══ Input data
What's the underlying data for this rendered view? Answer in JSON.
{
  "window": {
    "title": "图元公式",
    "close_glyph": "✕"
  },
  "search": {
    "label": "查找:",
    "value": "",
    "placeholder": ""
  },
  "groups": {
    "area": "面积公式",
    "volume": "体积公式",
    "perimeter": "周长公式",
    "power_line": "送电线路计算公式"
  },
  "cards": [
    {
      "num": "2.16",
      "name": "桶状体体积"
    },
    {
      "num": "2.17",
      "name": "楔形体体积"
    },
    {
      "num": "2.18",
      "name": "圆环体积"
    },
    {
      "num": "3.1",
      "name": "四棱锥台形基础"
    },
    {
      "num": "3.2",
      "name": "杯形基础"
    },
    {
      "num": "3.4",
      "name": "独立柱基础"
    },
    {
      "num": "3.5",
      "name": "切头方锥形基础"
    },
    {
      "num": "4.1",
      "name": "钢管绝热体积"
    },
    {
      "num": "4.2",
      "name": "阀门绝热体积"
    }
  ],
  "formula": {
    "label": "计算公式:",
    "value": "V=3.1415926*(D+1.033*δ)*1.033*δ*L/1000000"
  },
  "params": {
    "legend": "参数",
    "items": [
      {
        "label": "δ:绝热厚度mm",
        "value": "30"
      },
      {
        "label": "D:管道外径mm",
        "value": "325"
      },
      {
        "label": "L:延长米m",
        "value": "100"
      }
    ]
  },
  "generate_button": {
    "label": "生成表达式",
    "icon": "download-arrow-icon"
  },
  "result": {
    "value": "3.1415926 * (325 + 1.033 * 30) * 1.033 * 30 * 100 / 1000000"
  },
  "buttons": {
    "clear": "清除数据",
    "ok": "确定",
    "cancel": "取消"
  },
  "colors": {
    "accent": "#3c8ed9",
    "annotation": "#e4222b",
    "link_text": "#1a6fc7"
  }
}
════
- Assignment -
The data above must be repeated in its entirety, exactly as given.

- Answer box -
What's the underlying data for this rendered view? Answer in JSON.
{
  "window": {
    "title": "图元公式",
    "close_glyph": "✕"
  },
  "search": {
    "label": "查找:",
    "value": "",
    "placeholder": ""
  },
  "groups": {
    "area": "面积公式",
    "volume": "体积公式",
    "perimeter": "周长公式",
    "power_line": "送电线路计算公式"
  },
  "cards": [
    {
      "num": "2.16",
      "name": "桶状体体积"
    },
    {
      "num": "2.17",
      "name": "楔形体体积"
    },
    {
      "num": "2.18",
      "name": "圆环体积"
    },
    {
      "num": "3.1",
      "name": "四棱锥台形基础"
    },
    {
      "num": "3.2",
      "name": "杯形基础"
    },
    {
      "num": "3.4",
      "name": "独立柱基础"
    },
    {
      "num": "3.5",
      "name": "切头方锥形基础"
    },
    {
      "num": "4.1",
      "name": "钢管绝热体积"
    },
    {
      "num": "4.2",
      "name": "阀门绝热体积"
    }
  ],
  "formula": {
    "label": "计算公式:",
    "value": "V=3.1415926*(D+1.033*δ)*1.033*δ*L/1000000"
  },
  "params": {
    "legend": "参数",
    "items": [
      {
        "label": "δ:绝热厚度mm",
        "value": "30"
      },
      {
        "label": "D:管道外径mm",
        "value": "325"
      },
      {
        "label": "L:延长米m",
        "value": "100"
      }
    ]
  },
  "generate_button": {
    "label": "生成表达式",
    "icon": "download-arrow-icon"
  },
  "result": {
    "value": "3.1415926 * (325 + 1.033 * 30) * 1.033 * 30 * 100 / 1000000"
  },
  "buttons": {
    "clear": "清除数据",
    "ok": "确定",
    "cancel": "取消"
  },
  "colors": {
    "accent": "#3c8ed9",
    "annotation": "#e4222b",
    "link_text": "#1a6fc7"
  }
}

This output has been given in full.